125 Stanford Stories

NO. 73
Stanford Today

African Studies @ 50: Academic hub, supportive home

Sade Stevens, '17, Tebello Qhotsokoane, '16, and Center for African Studies program coordinator Ariane Khalfa
Alex Nana-Sinkam
Professor Richard Roberts, the Susan Ford Dorsey Director of Stanford's Center for African Studies.
Alex Nana-Sinkam
Valerie Garcia, '19
Alex Nana-Sinkam
Professor Robert Siegel, a center affiliate, holds appointments in the departments of microbiology and immunology.
Alex Nana-Sinkam
Fatoumata Seck, PhD '15.
Alex Nana-Sinkam
Natasha Mmonatau ’15, MA ’17; undergraduate Wandipa Mualefhe and Katlo Gasewagae, '17.
Alex Nana-Sinkam
Oludamini Ogunnaike, postdoctoral fellow in Islam in Africa
Alex Nana-Sinkam
Laura Hubbard, associate director of the Center for African Studies, and Saida Ali, '16
Alex Nana-Sinkam
Abdramane Diabate, undergraduate in economics.
Alex Nana-Sinkam

“The most important thing to remember about Africa is there is no one Africa.”

 – History Professor Richard Roberts, Faculty Director, Stanford Center for African Studies

Stanford’s Center for African Studies is simultaneously a place of rigor and one of support and acceptance. It’s a home, says Associate Director Laura Hubbard – a spiritual and intellectual home where great talents meet, uniqueness is nurtured and futures become real.

For 50 years, the interdisciplinary center has fostered research and teaching on all aspects of Africa, from biomedical research to language study. A center of Stanford Global Studies, it offers an undergraduate certificate and minor, an MA degree, a graduate certificate and a joint JD/MA degree with Stanford Law School.

Alumni include National Security Advisor Susan Rice, ’86; Jendayi Frazer, ’85, MA ’89, PhD ’94, former U.S. ambassador to South Africa and assistant secretary of state for African affairs; and Omphemetse Mooki, ’92, the first black South African Rhodes Scholar.

“From the beginning, I felt loved, and I loved the presence that I felt in this place. It’s my home away from home.”

 – Claus Omolo, ’18

To the center’s academic interdisciplinarity is added its goal of welcoming Stanford students and scholars who share an interest in Africa, whatever their discipline. The social and intellectual mix makes the Center for African Studies an especially lively and diverse place.

“Other places sometimes ask us, ‘How do you guys do that?’” Atheel Elmalik, ’15, told the Stanford Daily. “It’s so much work — it’s caring on a very deep level about people not just as intellectuals, but about their personal lives, about how their personal [and] political lives intersect.”

“It’s also the one place on campus that I’ve been able to have those brave conversations that are quite hard to have outside of this space.”

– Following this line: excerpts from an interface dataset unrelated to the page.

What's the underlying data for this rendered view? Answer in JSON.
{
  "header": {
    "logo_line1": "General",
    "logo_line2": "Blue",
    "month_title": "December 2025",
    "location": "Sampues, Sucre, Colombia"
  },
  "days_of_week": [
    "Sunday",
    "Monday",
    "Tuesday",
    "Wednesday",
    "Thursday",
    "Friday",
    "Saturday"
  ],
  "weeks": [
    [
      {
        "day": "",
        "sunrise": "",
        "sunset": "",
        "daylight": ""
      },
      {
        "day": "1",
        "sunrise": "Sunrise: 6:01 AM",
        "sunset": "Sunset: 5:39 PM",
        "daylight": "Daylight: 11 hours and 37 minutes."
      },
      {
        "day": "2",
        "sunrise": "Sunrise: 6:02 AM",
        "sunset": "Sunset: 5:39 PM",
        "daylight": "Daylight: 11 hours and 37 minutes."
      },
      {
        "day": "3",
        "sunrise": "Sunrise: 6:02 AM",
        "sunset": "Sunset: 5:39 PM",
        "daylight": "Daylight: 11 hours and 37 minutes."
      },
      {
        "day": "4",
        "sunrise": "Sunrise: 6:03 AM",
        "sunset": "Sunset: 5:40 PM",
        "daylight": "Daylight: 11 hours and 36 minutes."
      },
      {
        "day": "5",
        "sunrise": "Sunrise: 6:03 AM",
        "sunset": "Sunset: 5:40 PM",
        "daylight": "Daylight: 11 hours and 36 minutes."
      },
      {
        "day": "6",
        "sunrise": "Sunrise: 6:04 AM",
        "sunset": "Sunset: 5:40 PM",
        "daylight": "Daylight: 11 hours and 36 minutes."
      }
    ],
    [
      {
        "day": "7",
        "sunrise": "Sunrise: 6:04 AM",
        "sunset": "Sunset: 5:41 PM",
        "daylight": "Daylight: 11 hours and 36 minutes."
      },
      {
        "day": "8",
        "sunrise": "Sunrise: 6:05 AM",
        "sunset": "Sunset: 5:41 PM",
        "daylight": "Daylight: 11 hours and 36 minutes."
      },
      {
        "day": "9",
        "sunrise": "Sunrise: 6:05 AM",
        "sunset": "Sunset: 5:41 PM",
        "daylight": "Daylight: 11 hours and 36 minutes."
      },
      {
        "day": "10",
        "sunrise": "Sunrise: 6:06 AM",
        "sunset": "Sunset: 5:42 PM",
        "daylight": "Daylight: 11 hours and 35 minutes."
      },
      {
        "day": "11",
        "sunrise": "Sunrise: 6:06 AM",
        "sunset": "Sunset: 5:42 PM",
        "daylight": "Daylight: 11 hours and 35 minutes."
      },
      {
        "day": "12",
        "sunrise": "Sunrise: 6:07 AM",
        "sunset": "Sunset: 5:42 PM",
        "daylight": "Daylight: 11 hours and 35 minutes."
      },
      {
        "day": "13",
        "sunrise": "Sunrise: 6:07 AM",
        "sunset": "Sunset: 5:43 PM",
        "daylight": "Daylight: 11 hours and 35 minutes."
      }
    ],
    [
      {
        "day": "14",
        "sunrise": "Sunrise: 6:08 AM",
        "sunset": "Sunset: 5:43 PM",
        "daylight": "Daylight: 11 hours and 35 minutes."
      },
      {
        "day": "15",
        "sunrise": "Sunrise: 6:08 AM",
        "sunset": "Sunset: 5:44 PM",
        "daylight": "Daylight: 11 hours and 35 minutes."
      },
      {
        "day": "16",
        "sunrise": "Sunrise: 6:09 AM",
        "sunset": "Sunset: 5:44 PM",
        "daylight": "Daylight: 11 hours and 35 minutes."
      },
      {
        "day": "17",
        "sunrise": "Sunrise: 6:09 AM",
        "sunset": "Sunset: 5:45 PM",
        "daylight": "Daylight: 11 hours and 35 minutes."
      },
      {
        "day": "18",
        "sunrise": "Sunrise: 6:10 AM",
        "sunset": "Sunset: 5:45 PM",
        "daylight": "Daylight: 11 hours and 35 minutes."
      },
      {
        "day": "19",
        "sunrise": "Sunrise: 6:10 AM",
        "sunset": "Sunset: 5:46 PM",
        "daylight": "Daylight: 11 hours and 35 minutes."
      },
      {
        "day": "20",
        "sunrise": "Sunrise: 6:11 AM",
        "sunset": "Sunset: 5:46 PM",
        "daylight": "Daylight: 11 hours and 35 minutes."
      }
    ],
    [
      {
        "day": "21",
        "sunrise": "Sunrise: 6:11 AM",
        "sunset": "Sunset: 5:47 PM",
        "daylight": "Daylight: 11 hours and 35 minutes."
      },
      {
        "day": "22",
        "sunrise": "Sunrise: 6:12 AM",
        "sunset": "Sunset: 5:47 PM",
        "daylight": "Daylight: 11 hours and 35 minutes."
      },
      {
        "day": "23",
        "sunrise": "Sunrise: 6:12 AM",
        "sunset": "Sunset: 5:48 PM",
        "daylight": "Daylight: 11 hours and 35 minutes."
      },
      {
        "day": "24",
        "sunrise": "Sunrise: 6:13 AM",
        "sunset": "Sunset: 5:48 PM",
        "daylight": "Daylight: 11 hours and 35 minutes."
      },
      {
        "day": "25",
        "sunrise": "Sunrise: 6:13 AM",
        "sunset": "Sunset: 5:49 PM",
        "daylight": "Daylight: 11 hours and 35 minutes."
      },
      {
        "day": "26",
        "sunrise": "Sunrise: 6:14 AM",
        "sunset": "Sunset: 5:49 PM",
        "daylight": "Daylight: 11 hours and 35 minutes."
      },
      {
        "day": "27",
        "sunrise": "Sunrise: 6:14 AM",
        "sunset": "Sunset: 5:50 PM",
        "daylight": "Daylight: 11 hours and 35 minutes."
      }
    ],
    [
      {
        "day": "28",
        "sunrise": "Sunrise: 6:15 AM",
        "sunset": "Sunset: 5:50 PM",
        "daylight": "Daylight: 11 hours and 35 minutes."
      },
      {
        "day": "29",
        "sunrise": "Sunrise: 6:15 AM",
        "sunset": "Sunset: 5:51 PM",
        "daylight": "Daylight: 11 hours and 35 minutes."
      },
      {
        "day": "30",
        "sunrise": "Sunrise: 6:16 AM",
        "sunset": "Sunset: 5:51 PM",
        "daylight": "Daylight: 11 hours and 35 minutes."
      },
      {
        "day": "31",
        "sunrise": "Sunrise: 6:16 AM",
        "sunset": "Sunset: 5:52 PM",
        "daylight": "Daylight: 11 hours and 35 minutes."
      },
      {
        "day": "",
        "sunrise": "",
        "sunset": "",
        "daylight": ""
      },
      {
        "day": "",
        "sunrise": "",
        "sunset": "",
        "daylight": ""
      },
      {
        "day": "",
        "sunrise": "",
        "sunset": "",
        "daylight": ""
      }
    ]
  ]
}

 – Tebello Qhotsokoane, ’16

The center’s weekly Africa Table brings people together over lunch for guest speakers, faculty research and student capstone projects. An African Cultural Show led by student groups has been a tradition since the 1960s. On average, the center hosts 120 events a year.

The center facilitates undergraduate research and service projects in Africa, often in synergy with the Bing Overseas Study Program’s Cape Town campus.

Read more about the center’s 50-year impact here.

Photographer Alex Nana-Sinkam, ’13, MA ’14, captured the essence of the Center for African Studies community during a November 2015 event anticipating the center’s 50th anniversary. Nana-Sinkam’s images, including those in this slideshow, will be on exhibit at the center through 2016. A book with her images and reflections from the center community is forthcoming in September 2016.